An article in the New York Times by Farhad Manjoo suggested that smartphones should be equipped with the ability to detect when the user is taking a naked photograph of themselves. The phone would then warn the user, and propose encryption, password protection and restriction on cloud back-ups. The aim of this, states Manjoo, is harm reduction, in that it enables the protection of potentially damaging intimate photographs. Despite criticising Snapchat’s faulty security features, Manjoo then proposes the use of a slightly different technology (using the iPhone’s fingerprint scanner) which he assures us will make copying pictures impossible. That is of course until it doesn’t.
A response piece in Forbes by Woodrow Hartzog and Evan Selinger pointed out that this approach was problematic, in that it proposed a technological solution to what should be a personal ethical choice. Their concern was that the technology would be replacing the user’s capacity to make decisions, although they concluded that the ‘opt-out’ idea was preferable, in which detection software would be automatically engaged on the phone, and it was up to the user to turn it off and take matters into their own hands.
What neither article suggested was that this is not actually an issue for smartphone manufacturers to solve, but rather a social issue. Although I am all in favour of users being given the ability to encrypt their photographs, we can’t expect technology to protect us if we are unwilling ourselves to change the very attitudes that do the real damage.
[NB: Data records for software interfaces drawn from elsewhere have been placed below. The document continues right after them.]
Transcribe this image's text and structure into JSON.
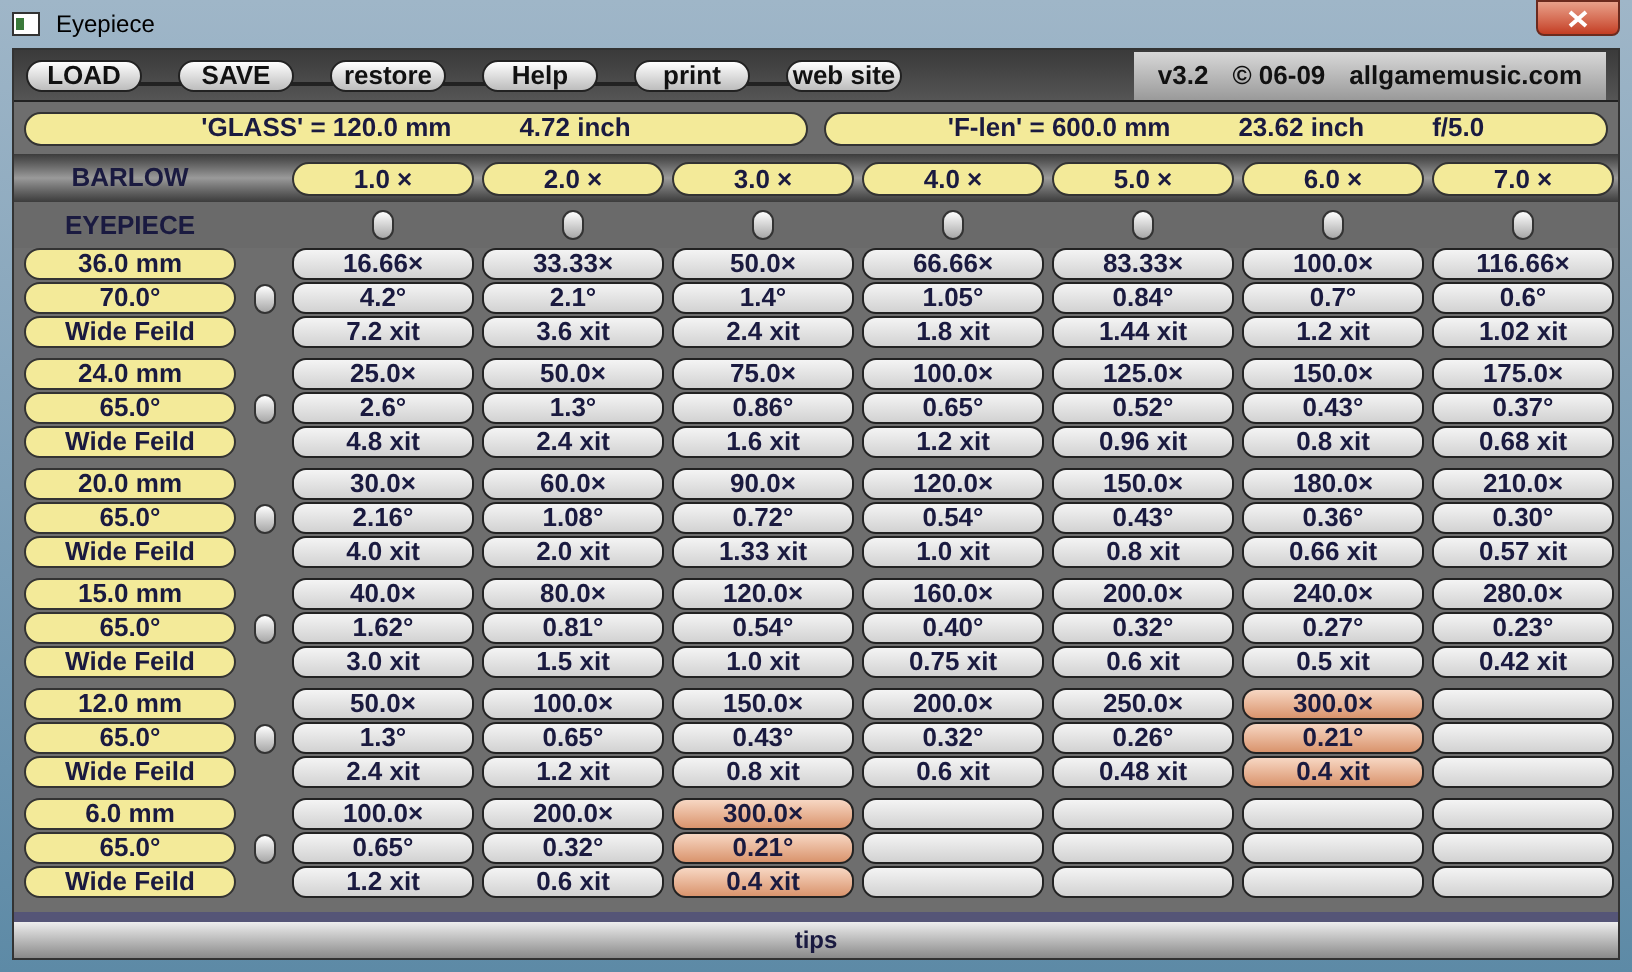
{
  "window": {
    "title": "Eyepiece"
  },
  "toolbar": {
    "buttons": [
      "LOAD",
      "SAVE",
      "restore",
      "Help",
      "print",
      "web site"
    ],
    "version": "v3.2",
    "copyright": "© 06-09",
    "site": "allgamemusic.com"
  },
  "glass": {
    "label": "'GLASS' =  120.0 mm",
    "inch": "4.72 inch"
  },
  "focal": {
    "label": "'F-len' =  600.0 mm",
    "inch": "23.62 inch",
    "ratio": "f/5.0"
  },
  "barlow": {
    "label": "BARLOW",
    "columns": [
      {
        "label": "1.0 ×",
        "selected": false
      },
      {
        "label": "2.0 ×",
        "selected": false
      },
      {
        "label": "3.0 ×",
        "selected": false
      },
      {
        "label": "4.0 ×",
        "selected": false
      },
      {
        "label": "5.0 ×",
        "selected": false
      },
      {
        "label": "6.0 ×",
        "selected": false
      },
      {
        "label": "7.0 ×",
        "selected": false
      }
    ]
  },
  "eyepiece_label": "EYEPIECE",
  "eyepieces": [
    {
      "focal": "36.0 mm",
      "fov": "70.0°",
      "type": "Wide Feild",
      "selected": false,
      "cells": [
        {
          "kind": "value",
          "mag": "16.66×",
          "field": "4.2°",
          "exit": "7.2 xit",
          "highlighted": false
        },
        {
          "kind": "value",
          "mag": "33.33×",
          "field": "2.1°",
          "exit": "3.6 xit",
          "highlighted": false
        },
        {
          "kind": "value",
          "mag": "50.0×",
          "field": "1.4°",
          "exit": "2.4 xit",
          "highlighted": false
        },
        {
          "kind": "value",
          "mag": "66.66×",
          "field": "1.05°",
          "exit": "1.8 xit",
          "highlighted": false
        },
        {
          "kind": "value",
          "mag": "83.33×",
          "field": "0.84°",
          "exit": "1.44 xit",
          "highlighted": false
        },
        {
          "kind": "value",
          "mag": "100.0×",
          "field": "0.7°",
          "exit": "1.2 xit",
          "highlighted": false
        },
        {
          "kind": "value",
          "mag": "116.66×",
          "field": "0.6°",
          "exit": "1.02 xit",
          "highlighted": false
        }
      ]
    },
    {
      "focal": "24.0 mm",
      "fov": "65.0°",
      "type": "Wide Feild",
      "selected": false,
      "cells": [
        {
          "kind": "value",
          "mag": "25.0×",
          "field": "2.6°",
          "exit": "4.8 xit",
          "highlighted": false
        },
        {
          "kind": "value",
          "mag": "50.0×",
          "field": "1.3°",
          "exit": "2.4 xit",
          "highlighted": false
        },
        {
          "kind": "value",
          "mag": "75.0×",
          "field": "0.86°",
          "exit": "1.6 xit",
          "highlighted": false
        },
        {
          "kind": "value",
          "mag": "100.0×",
          "field": "0.65°",
          "exit": "1.2 xit",
          "highlighted": false
        },
        {
          "kind": "value",
          "mag": "125.0×",
          "field": "0.52°",
          "exit": "0.96 xit",
          "highlighted": false
        },
        {
          "kind": "value",
          "mag": "150.0×",
          "field": "0.43°",
          "exit": "0.8 xit",
          "highlighted": false
        },
        {
          "kind": "value",
          "mag": "175.0×",
          "field": "0.37°",
          "exit": "0.68 xit",
          "highlighted": false
        }
      ]
    },
    {
      "focal": "20.0 mm",
      "fov": "65.0°",
      "type": "Wide Feild",
      "selected": false,
      "cells": [
        {
          "kind": "value",
          "mag": "30.0×",
          "field": "2.16°",
          "exit": "4.0 xit",
          "highlighted": false
        },
        {
          "kind": "value",
          "mag": "60.0×",
          "field": "1.08°",
          "exit": "2.0 xit",
          "highlighted": false
        },
        {
          "kind": "value",
          "mag": "90.0×",
          "field": "0.72°",
          "exit": "1.33 xit",
          "highlighted": false
        },
        {
          "kind": "value",
          "mag": "120.0×",
          "field": "0.54°",
          "exit": "1.0 xit",
          "highlighted": false
        },
        {
          "kind": "value",
          "mag": "150.0×",
          "field": "0.43°",
          "exit": "0.8 xit",
          "highlighted": false
        },
        {
          "kind": "value",
          "mag": "180.0×",
          "field": "0.36°",
          "exit": "0.66 xit",
          "highlighted": false
        },
        {
          "kind": "value",
          "mag": "210.0×",
          "field": "0.30°",
          "exit": "0.57 xit",
          "highlighted": false
        }
      ]
    },
    {
      "focal": "15.0 mm",
      "fov": "65.0°",
      "type": "Wide Feild",
      "selected": false,
      "cells": [
        {
          "kind": "value",
          "mag": "40.0×",
          "field": "1.62°",
          "exit": "3.0 xit",
          "highlighted": false
        },
        {
          "kind": "value",
          "mag": "80.0×",
          "field": "0.81°",
          "exit": "1.5 xit",
          "highlighted": false
        },
        {
          "kind": "value",
          "mag": "120.0×",
          "field": "0.54°",
          "exit": "1.0 xit",
          "highlighted": false
        },
        {
          "kind": "value",
          "mag": "160.0×",
          "field": "0.40°",
          "exit": "0.75 xit",
          "highlighted": false
        },
        {
          "kind": "value",
          "mag": "200.0×",
          "field": "0.32°",
          "exit": "0.6 xit",
          "highlighted": false
        },
        {
          "kind": "value",
          "mag": "240.0×",
          "field": "0.27°",
          "exit": "0.5 xit",
          "highlighted": false
        },
        {
          "kind": "value",
          "mag": "280.0×",
          "field": "0.23°",
          "exit": "0.42 xit",
          "highlighted": false
        }
      ]
    },
    {
      "focal": "12.0 mm",
      "fov": "65.0°",
      "type": "Wide Feild",
      "selected": false,
      "cells": [
        {
          "kind": "value",
          "mag": "50.0×",
          "field": "1.3°",
          "exit": "2.4 xit",
          "highlighted": false
        },
        {
          "kind": "value",
          "mag": "100.0×",
          "field": "0.65°",
          "exit": "1.2 xit",
          "highlighted": false
        },
        {
          "kind": "value",
          "mag": "150.0×",
          "field": "0.43°",
          "exit": "0.8 xit",
          "highlighted": false
        },
        {
          "kind": "value",
          "mag": "200.0×",
          "field": "0.32°",
          "exit": "0.6 xit",
          "highlighted": false
        },
        {
          "kind": "value",
          "mag": "250.0×",
          "field": "0.26°",
          "exit": "0.48 xit",
          "highlighted": false
        },
        {
          "kind": "value",
          "mag": "300.0×",
          "field": "0.21°",
          "exit": "0.4 xit",
          "highlighted": true
        },
        {
          "kind": "blank"
        }
      ]
    },
    {
      "focal": "6.0 mm",
      "fov": "65.0°",
      "type": "Wide Feild",
      "selected": false,
      "cells": [
        {
          "kind": "value",
          "mag": "100.0×",
          "field": "0.65°",
          "exit": "1.2 xit",
          "highlighted": false
        },
        {
          "kind": "value",
          "mag": "200.0×",
          "field": "0.32°",
          "exit": "0.6 xit",
          "highlighted": false
        },
        {
          "kind": "value",
          "mag": "300.0×",
          "field": "0.21°",
          "exit": "0.4 xit",
          "highlighted": true
        },
        {
          "kind": "blank"
        },
        {
          "kind": "blank"
        },
        {
          "kind": "blank"
        },
        {
          "kind": "blank"
        }
      ]
    }
  ],
  "status_bar": {
    "text": "tips"
  }
}
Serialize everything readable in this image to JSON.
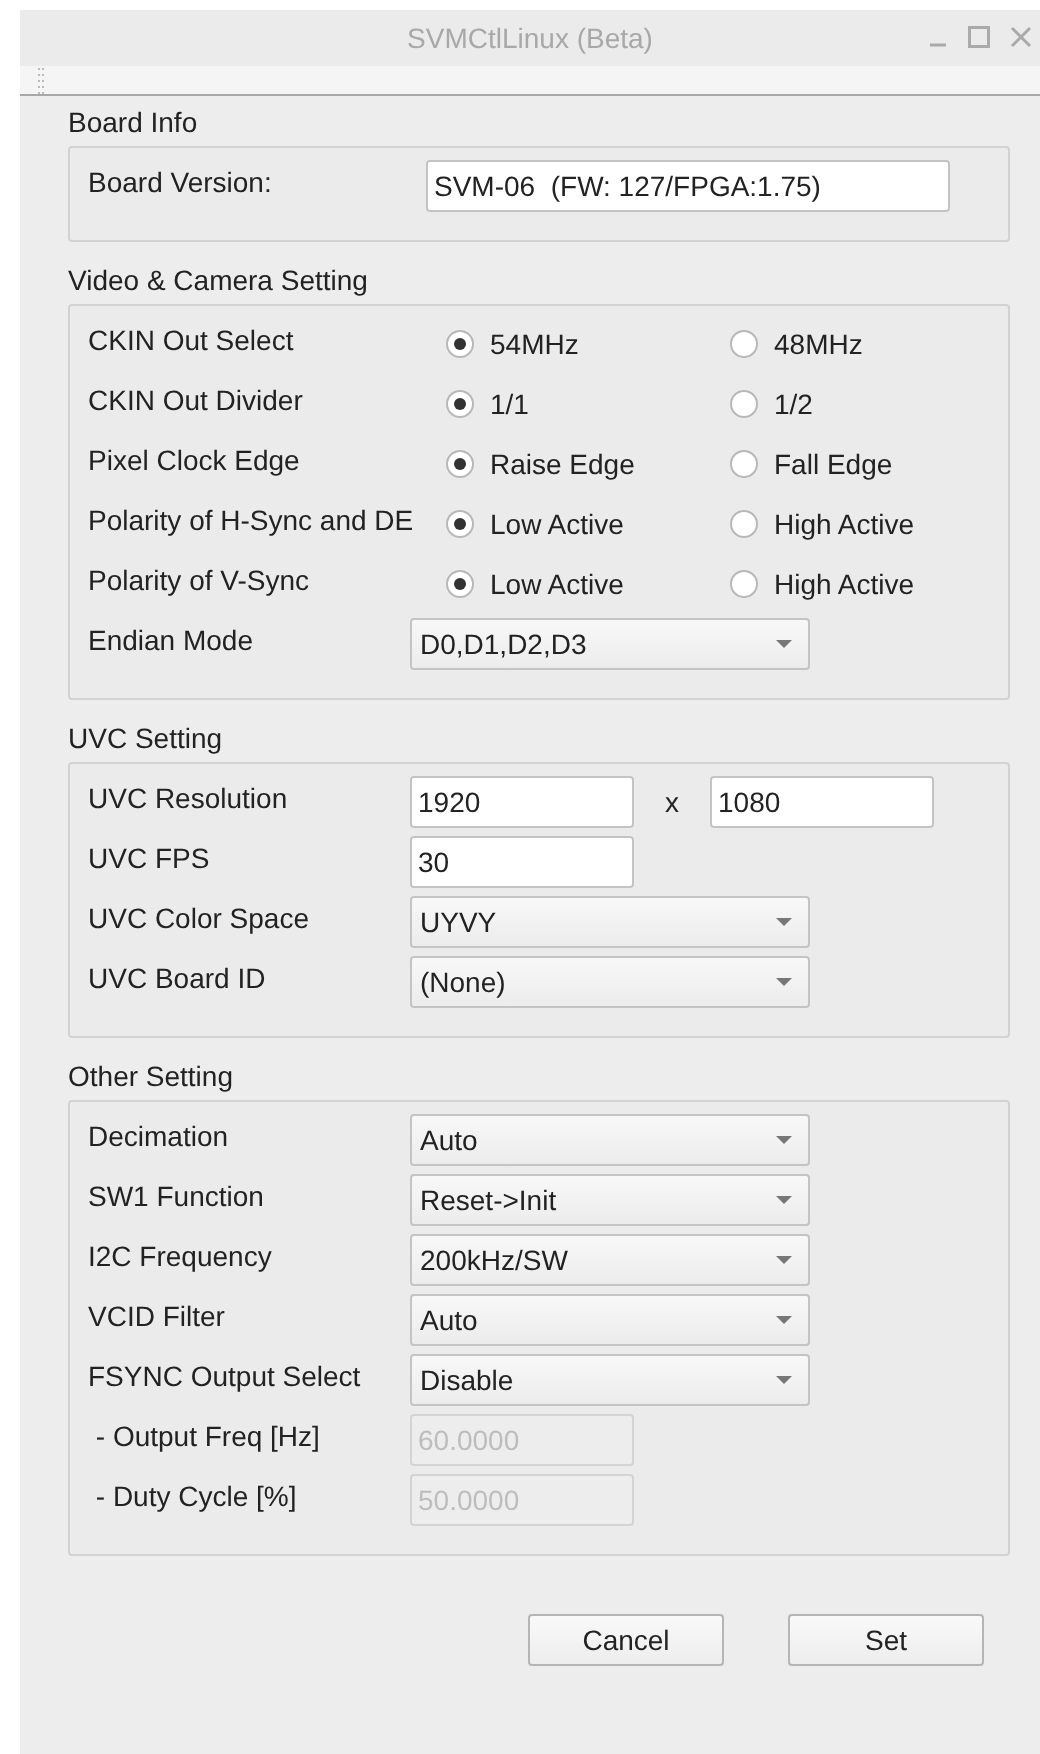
{
  "window": {
    "title": "SVMCtlLinux (Beta)"
  },
  "sections": [
    {
      "title": "Board Info",
      "rows": [
        {
          "kind": "info",
          "label": "Board Version:",
          "value": "SVM-06  (FW: 127/FPGA:1.75)"
        }
      ]
    },
    {
      "title": "Video & Camera Setting",
      "rows": [
        {
          "kind": "radio",
          "label": "CKIN Out Select",
          "options": [
            {
              "label": "54MHz",
              "selected": true
            },
            {
              "label": "48MHz",
              "selected": false
            }
          ]
        },
        {
          "kind": "radio",
          "label": "CKIN Out Divider",
          "options": [
            {
              "label": "1/1",
              "selected": true
            },
            {
              "label": "1/2",
              "selected": false
            }
          ]
        },
        {
          "kind": "radio",
          "label": "Pixel Clock Edge",
          "options": [
            {
              "label": "Raise Edge",
              "selected": true
            },
            {
              "label": "Fall Edge",
              "selected": false
            }
          ]
        },
        {
          "kind": "radio",
          "label": "Polarity of H-Sync and DE",
          "options": [
            {
              "label": "Low Active",
              "selected": true
            },
            {
              "label": "High Active",
              "selected": false
            }
          ]
        },
        {
          "kind": "radio",
          "label": "Polarity of V-Sync",
          "options": [
            {
              "label": "Low Active",
              "selected": true
            },
            {
              "label": "High Active",
              "selected": false
            }
          ]
        },
        {
          "kind": "combo",
          "label": "Endian Mode",
          "value": "D0,D1,D2,D3"
        }
      ]
    },
    {
      "title": "UVC Setting",
      "rows": [
        {
          "kind": "pair",
          "label": "UVC Resolution",
          "values": [
            "1920",
            "1080"
          ],
          "separator": "x"
        },
        {
          "kind": "text",
          "label": "UVC FPS",
          "value": "30",
          "disabled": false
        },
        {
          "kind": "combo",
          "label": "UVC Color Space",
          "value": "UYVY"
        },
        {
          "kind": "combo",
          "label": "UVC Board ID",
          "value": "(None)"
        }
      ]
    },
    {
      "title": "Other Setting",
      "rows": [
        {
          "kind": "combo",
          "label": "Decimation",
          "value": "Auto"
        },
        {
          "kind": "combo",
          "label": "SW1 Function",
          "value": "Reset->Init"
        },
        {
          "kind": "combo",
          "label": "I2C Frequency",
          "value": "200kHz/SW"
        },
        {
          "kind": "combo",
          "label": "VCID Filter",
          "value": "Auto"
        },
        {
          "kind": "combo",
          "label": "FSYNC Output Select",
          "value": "Disable"
        },
        {
          "kind": "text",
          "label": " - Output Freq [Hz]",
          "value": "60.0000",
          "disabled": true
        },
        {
          "kind": "text",
          "label": " - Duty Cycle [%]",
          "value": "50.0000",
          "disabled": true
        }
      ]
    }
  ],
  "buttons": [
    {
      "label": "Cancel"
    },
    {
      "label": "Set"
    }
  ]
}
For naked selfies are not the problem here – it is the means by which they are used to marginalise the people who take them. A photograph doesn’t mean anything until we ascribe significance to it, and the meanings given to naked selfies are reflective of much wider social inequalities, which create a paradox for women involving the expectation of / punishment for sexual display.
I suspect that the ‘change social opinions’ option is not mentioned in either article because it’s not straightforward. But the equivalent in the world of, say, motoring would be to emphasise car safety at the point of design and manufacture without enforcing any sort of driving code. We simply can’t expect machines to protect us, and other people, if we are not willing to put in the work too. Otherwise we’re blaming the person hit by another driver for not having a safe enough car themselves.
We can see the division between easy / hard solutions described by Manjoo:In some ways, naked selfies are more valuable than money — if your bank or credit card gets hacked, insurance will most likely make you whole, but if your private photo gets out, you’re hosed.
So money can be quickly reimbursed, but a reputation is more difficult to repair. Does that mean we should try not to change attitudes, simply because it’s hard? Surely it’s much easier just to build an algorithm that can detect naked selfies and trigger a warning? But this technological quick-fix further consolidates the problem it is meant to be alleviating, by identifying naked images as wrong, dangerous and to-be-hidden.
The truly effective way in which reputations could be protected from the damage wrought by naked selfies is if we collectively resisted the urge to condemn users in the first place. If the knee-jerk reaction was not to blame the subject – for not encrypting their picture, for sharing, for taking it at all – then the problem would be radically reduced. But this seems impossible, doesn’t it, as there’s no feature on the iPhone that we can engage in order to make this happen.
So rather than ask our phones to scan and police the morality of our own behaviour, what these articles suggest is that we’re actually expecting technology to ameliorate our own prejudices against the behaviour of others. If we’re not willing to change our own attitudes and desires to punish other people’s use of photography, then presumably we can just get phones and code to do the hard moral work for us.